The Parks Department have confirmed that they are trying to get an approval before the design is done.

It is clear to me that it would not be legal for the Councillors to give Part 8 approval to a project which hasn’t been designed and for which the information required to be put on public display has not been made available. I will be most surprised if the Law Agent advises otherwise.

It may be less convenient, but the correct procedure, as for any one else making another type of planning application, is to produce a design, put that design on display and make a decision on the basis of the design and the public consultation.

As for the Car Park extension, this was originally presented to Councillors as a multi-use area. It later became clear from the Planning Department that they see it as a car park extension. Such a proposal should only be considered, if at all, in the context of overall changes to traffic and parking in the town – which to date have not been proposed.

UPDATE 31st May:

This afternoon the Councillors received the Law Agent’s advice which sets out the legal requirements which have not been met and warns that going ahead with the project would be vulnerable to legal challenge.
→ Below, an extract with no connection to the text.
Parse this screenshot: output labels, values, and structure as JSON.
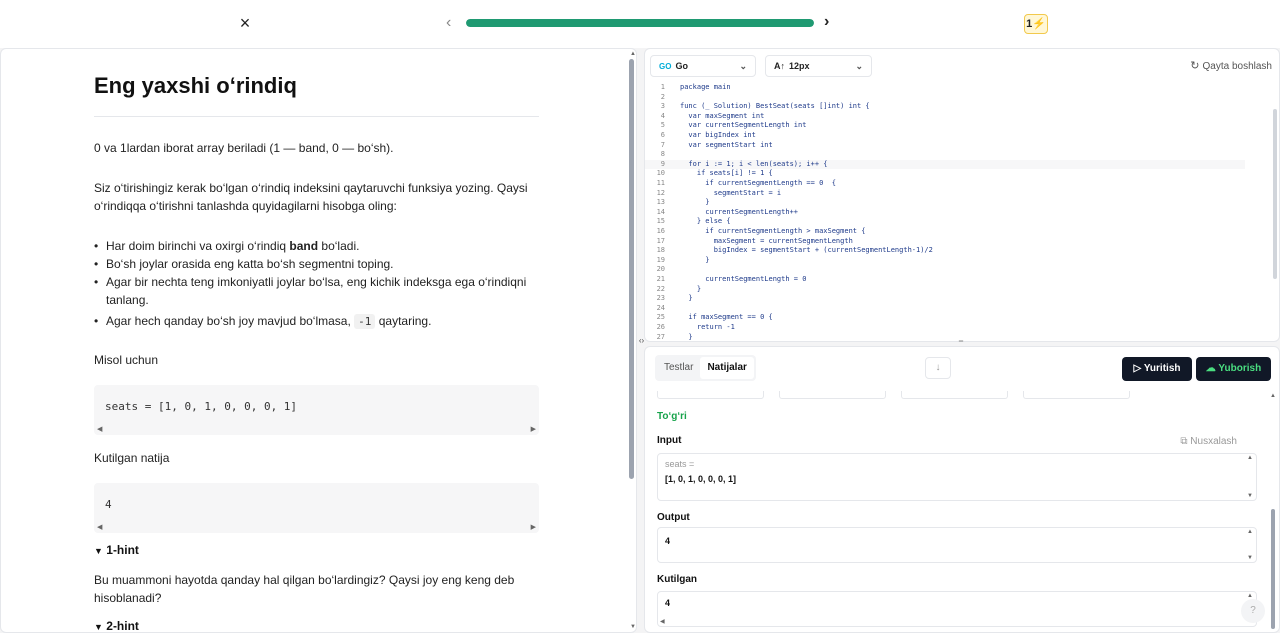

I expect that the current process will be abandoned.

I hope the Parks Department will continue to work on the idea of a forest adventure area with a view to coming up with a clear proposal which everyone would welcome.

UPDATE 1st July:

The Councillors at the June Howth/Malahide Area Committee voted 5 to 3 against approving the project, all of the majority asking for the two proposals to be separated from each other and for proper design and analysis to be done on the forest adventure area, which we all would like to see in principle.

The Parks Department have indicated that notwithstanding the vote at the Area Committee, they will be asking the full Council meeting on 11th July to approve the project.

“Sustainable Urban Drainage” in Malahide becomes dysfunctional hole dug in open space

IMG_3961The new development Coill Dubh (opposite Malahide Community School) is supposed to have a sustainable urban drainage system in order to prevent runoff from the development causing flooding in the area. The drawings are shown in the planning file (F12A/0242) which was granted by An Bord Pleanála (overruling their inspector who recommended refusal on pedestrian safety grounds.)

It seems that what has been built is in breach of the drawings. Additionally, the landscaping and drainage was required by condition to be finished before the houses were occupied and that certainly isn’t the case.

Below are relevant extracts from the planning application and the conditions imposed by An Bord Pleanála, followed by photographs of what the ‘open space looks like at the moment.Screen Shot 2016-02-27 at 7.31.19 PM Screen Shot 2016-02-27 at 7.31.01 PMScreen Shot 2016-02-27 at 7.35.26 PM  Screen Shot 2016-02-27 at 7.29.54 PM  Screen Shot 2016-02-27 at 7.28.33 PM

IMG_3960 IMG_3954 IMG_3953 IMG_3951 IMG_3950 IMG_3962What has been built is spectacularly different to the original drawings. It is public health and safety hazard and it is a disgrace that it has been put in the middle of a public open space. The Council’s Planning Department must address this immediately.